With the emergence of artisanal coffee roasters in the past years, one brand has stood head and shoulders – or rather tail and paws above the rest. Terbodore is a firm favourite in and around the Winelands, and although birthed in the KZN Midlands, in 2011 they made their mark in the Cape and have never looked back. I recall driving through the town years ago, and seeing the sign on the side of the road, stopped, intrigued as to who Terbodore was. The Franschhoek beginnings were in a converted farm shed, featuring a small espresso bar and roastery adjacent. Luckily for myself and other fans, Terbodore was one of the first local coffee roasters to make it into retail, so we’re never far from our favourite brew.
Michael, the co-owner, had, however, a much bigger vision brewing. Around six years later this was realised, and Terbodore in Franschhoek now has a custom-built café and roastery just up the road closer to town. Much of the packaging, including the logo, features Sultan the family Great Dane, and so it’s only apt that the new eatery is called the Big Dog Café. Although I knew the coffee well, I was experiencing the Café food for the first time and quickly converted. Once you’ve tasted the buttermilk fried chicken waffles you’ll never look back.
Saving the best for last, their new range of signature drinks, introduced to the winter menu. The first of these is the Mexican Hot Chocolate. It’s a deliciously decadent delight: slightly spiced, a shot of coffee, dark chocolate and most impressively a layer of marshmallow foam. This small drink is a dessert in itself, and will have me driving back for it alone. Their new zip-pull technology coffee bags will also be sure to impress you, and also look out for their limited release flavoured coffees: Salted Caramel has been selling up a storm, and Sticky Cinnamon Bun and Pecan Pie are both on their way. Big Dog Café is a perfect halfway break between wine farm and essential on all Franschhoek itineraries.
3. La Motte
The third and final stop for my visit was La Motte, a stately heritage farm. At La Although they excel at it, the focus at La Motte is more than simply making premium wines. They were the first wine estate to be awarded the coveted ISO 14001 Environmental Management Certification, recognizing their dedication to sustainable farming practices. More impressively, is the commitment to social responsibility: the Rupert’s humanitarian endeavours are wide-reaching. I was particularly impressed to discover more about Dennegeur, the staff village where various services are provided, and even transfer of home ownership to their farm workers.

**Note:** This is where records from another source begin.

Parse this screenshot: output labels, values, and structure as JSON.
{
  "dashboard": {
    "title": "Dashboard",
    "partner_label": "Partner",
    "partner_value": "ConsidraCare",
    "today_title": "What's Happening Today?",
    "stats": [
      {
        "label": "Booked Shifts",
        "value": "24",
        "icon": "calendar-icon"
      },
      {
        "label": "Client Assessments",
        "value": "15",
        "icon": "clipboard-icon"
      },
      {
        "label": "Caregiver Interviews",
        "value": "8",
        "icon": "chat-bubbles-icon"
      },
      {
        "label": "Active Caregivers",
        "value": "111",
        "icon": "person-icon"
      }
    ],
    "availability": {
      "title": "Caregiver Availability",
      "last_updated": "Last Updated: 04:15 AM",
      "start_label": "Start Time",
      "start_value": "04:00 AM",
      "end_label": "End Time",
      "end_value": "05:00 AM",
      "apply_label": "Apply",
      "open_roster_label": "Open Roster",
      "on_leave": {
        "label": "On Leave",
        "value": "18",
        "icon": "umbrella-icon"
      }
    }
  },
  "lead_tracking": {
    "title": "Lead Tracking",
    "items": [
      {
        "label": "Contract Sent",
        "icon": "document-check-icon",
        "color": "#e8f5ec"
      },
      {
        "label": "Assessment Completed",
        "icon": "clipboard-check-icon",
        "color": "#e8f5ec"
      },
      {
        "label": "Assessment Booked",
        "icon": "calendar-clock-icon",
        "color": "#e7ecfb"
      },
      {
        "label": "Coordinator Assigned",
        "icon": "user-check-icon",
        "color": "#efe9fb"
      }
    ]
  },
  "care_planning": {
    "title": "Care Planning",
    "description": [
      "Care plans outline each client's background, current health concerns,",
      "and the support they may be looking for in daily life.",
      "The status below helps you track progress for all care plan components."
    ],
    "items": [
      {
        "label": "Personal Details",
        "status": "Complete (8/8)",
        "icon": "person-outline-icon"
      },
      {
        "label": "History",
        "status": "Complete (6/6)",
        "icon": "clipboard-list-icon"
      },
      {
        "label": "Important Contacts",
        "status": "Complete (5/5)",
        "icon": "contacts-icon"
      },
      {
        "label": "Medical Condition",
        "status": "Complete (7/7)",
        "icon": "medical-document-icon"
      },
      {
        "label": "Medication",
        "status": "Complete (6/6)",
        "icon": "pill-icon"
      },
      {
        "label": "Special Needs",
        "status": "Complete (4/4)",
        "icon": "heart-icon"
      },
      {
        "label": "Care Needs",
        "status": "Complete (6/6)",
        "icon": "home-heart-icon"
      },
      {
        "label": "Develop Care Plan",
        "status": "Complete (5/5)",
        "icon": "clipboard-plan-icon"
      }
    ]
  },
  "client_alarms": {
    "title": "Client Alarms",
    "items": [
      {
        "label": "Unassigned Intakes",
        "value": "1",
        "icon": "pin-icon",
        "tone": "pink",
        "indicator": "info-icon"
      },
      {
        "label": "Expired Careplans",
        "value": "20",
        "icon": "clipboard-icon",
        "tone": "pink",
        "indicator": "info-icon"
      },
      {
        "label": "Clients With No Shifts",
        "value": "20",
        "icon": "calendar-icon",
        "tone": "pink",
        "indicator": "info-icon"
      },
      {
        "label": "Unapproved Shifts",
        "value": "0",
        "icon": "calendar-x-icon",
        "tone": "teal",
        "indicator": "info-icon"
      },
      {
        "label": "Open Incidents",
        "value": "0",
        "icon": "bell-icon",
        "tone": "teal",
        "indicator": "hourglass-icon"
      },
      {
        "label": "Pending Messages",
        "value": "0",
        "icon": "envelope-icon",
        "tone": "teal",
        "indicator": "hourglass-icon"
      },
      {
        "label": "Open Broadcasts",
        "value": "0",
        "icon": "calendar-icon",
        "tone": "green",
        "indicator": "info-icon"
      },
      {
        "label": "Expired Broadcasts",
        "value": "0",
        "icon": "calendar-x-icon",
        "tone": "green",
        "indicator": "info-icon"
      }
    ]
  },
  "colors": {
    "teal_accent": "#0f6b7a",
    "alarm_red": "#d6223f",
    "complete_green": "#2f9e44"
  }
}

Having visited the farm for a tasting before, I was excited to discover the Vinoteque tasting experience. Ushered through the cellar into an exclusive tasting room, I was then guided through a private tasting of a selection of vintage wines chosen by the cellar master. My favourites were contrasting the 2009 and 2012 vintages of the estate Chardonnay, and then the same vintages of the award-winning Pierneef Syrah Viognier. The tasting costs R200pp – more than a usual tasting price, but there’s something invaluable about leaving the other patrons behind, and being invited into one of the farm’s inner wine sanctums.

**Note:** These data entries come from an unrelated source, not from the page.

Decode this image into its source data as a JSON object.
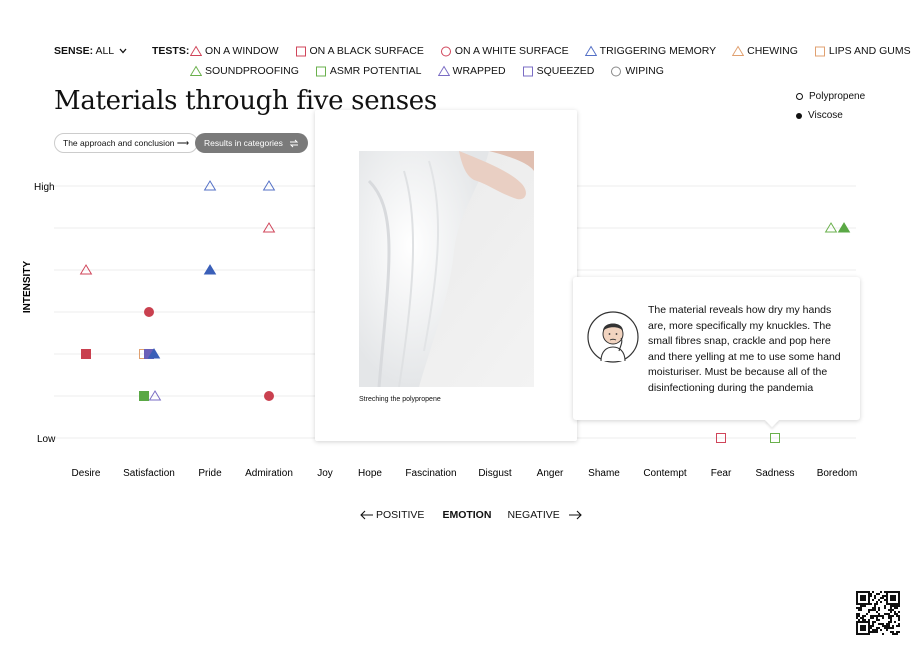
{
  "filters": {
    "sense_label": "SENSE:",
    "sense_value": "ALL",
    "tests_label": "TESTS:",
    "tests_row1": [
      {
        "label": "ON A WINDOW",
        "shape": "triangle",
        "color": "#d0455a"
      },
      {
        "label": "ON A BLACK SURFACE",
        "shape": "square",
        "color": "#d0455a"
      },
      {
        "label": "ON A WHITE SURFACE",
        "shape": "circle",
        "color": "#d0455a"
      },
      {
        "label": "TRIGGERING MEMORY",
        "shape": "triangle",
        "color": "#5470c6"
      },
      {
        "label": "CHEWING",
        "shape": "triangle",
        "color": "#e0a070"
      },
      {
        "label": "LIPS AND GUMS",
        "shape": "square",
        "color": "#e0a070"
      }
    ],
    "tests_row2": [
      {
        "label": "SOUNDPROOFING",
        "shape": "triangle",
        "color": "#6ab04c"
      },
      {
        "label": "ASMR POTENTIAL",
        "shape": "square",
        "color": "#6ab04c"
      },
      {
        "label": "WRAPPED",
        "shape": "triangle",
        "color": "#7a6cc4"
      },
      {
        "label": "SQUEEZED",
        "shape": "square",
        "color": "#7a6cc4"
      },
      {
        "label": "WIPING",
        "shape": "circle",
        "color": "#888888"
      }
    ]
  },
  "title": "Materials through five senses",
  "buttons": {
    "approach": "The approach and conclusion ⟶",
    "results": "Results in categories"
  },
  "materials": [
    {
      "label": "Polypropene",
      "filled": false
    },
    {
      "label": "Viscose",
      "filled": true
    }
  ],
  "chart_data": {
    "type": "scatter",
    "ylabel": "INTENSITY",
    "y_ticks": [
      "High",
      "Low"
    ],
    "categories": [
      "Desire",
      "Satisfaction",
      "Pride",
      "Admiration",
      "Joy",
      "Hope",
      "Fascination",
      "Disgust",
      "Anger",
      "Shame",
      "Contempt",
      "Fear",
      "Sadness",
      "Boredom"
    ],
    "levels": 7,
    "points": [
      {
        "cat": "Pride",
        "level": 7,
        "shape": "triangle",
        "color": "#5470c6",
        "filled": false
      },
      {
        "cat": "Admiration",
        "level": 7,
        "shape": "triangle",
        "color": "#5470c6",
        "filled": false
      },
      {
        "cat": "Admiration",
        "level": 6,
        "shape": "triangle",
        "color": "#d0455a",
        "filled": false
      },
      {
        "cat": "Desire",
        "level": 5,
        "shape": "triangle",
        "color": "#d0455a",
        "filled": false
      },
      {
        "cat": "Pride",
        "level": 5,
        "shape": "triangle",
        "color": "#3a5fb8",
        "filled": true
      },
      {
        "cat": "Satisfaction",
        "level": 4,
        "shape": "circle",
        "color": "#c9404f",
        "filled": true
      },
      {
        "cat": "Desire",
        "level": 3,
        "shape": "square",
        "color": "#c9404f",
        "filled": true
      },
      {
        "cat": "Satisfaction",
        "level": 3,
        "shape": "square",
        "color": "#e0a070",
        "filled": false,
        "dx": -5
      },
      {
        "cat": "Satisfaction",
        "level": 3,
        "shape": "square",
        "color": "#6a5fb8",
        "filled": true
      },
      {
        "cat": "Satisfaction",
        "level": 3,
        "shape": "triangle",
        "color": "#3a5fb8",
        "filled": true,
        "dx": 5
      },
      {
        "cat": "Satisfaction",
        "level": 2,
        "shape": "square",
        "color": "#5aa845",
        "filled": true,
        "dx": -5
      },
      {
        "cat": "Satisfaction",
        "level": 2,
        "shape": "triangle",
        "color": "#7a6cc4",
        "filled": false,
        "dx": 6
      },
      {
        "cat": "Admiration",
        "level": 2,
        "shape": "circle",
        "color": "#c9404f",
        "filled": true
      },
      {
        "cat": "Fear",
        "level": 1,
        "shape": "square",
        "color": "#d0455a",
        "filled": false
      },
      {
        "cat": "Sadness",
        "level": 1,
        "shape": "square",
        "color": "#6ab04c",
        "filled": false
      },
      {
        "cat": "Boredom",
        "level": 6,
        "shape": "triangle",
        "color": "#6ab04c",
        "filled": false,
        "dx": -6
      },
      {
        "cat": "Boredom",
        "level": 6,
        "shape": "triangle",
        "color": "#5aa845",
        "filled": true,
        "dx": 7
      }
    ]
  },
  "axis_direction": {
    "positive": "POSITIVE",
    "center": "EMOTION",
    "negative": "NEGATIVE"
  },
  "popup": {
    "caption": "Streching the polypropene"
  },
  "quote": {
    "text": "The material reveals how dry my hands are, more specifically my knuckles. The small fibres snap, crackle and pop here and there yelling at me to use some hand moisturiser. Must be because all of the disinfectioning during the pandemia"
  }
}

My time at La Motte also included a visit to the Pierneef à La Motte Restaurant. Expect classy country cuisine, inspired by the Cape Dutch heritage and the creativity of Jacob Hendrik Pierneef, famed South African artist after which the eatery is named. I’m looking forward to seeing what’s in store for the restaurant with new Executive Chef Eric Bulpitt, when it reopens 13th July. Before leaving La Motte, take a quick browse of the farm shop, a look at the museum with a permanent exhibition of Pierneef’s heritage collection, and in summer a five-kilometer hiking trail taking in the farm’s biodiversity and startling landscape.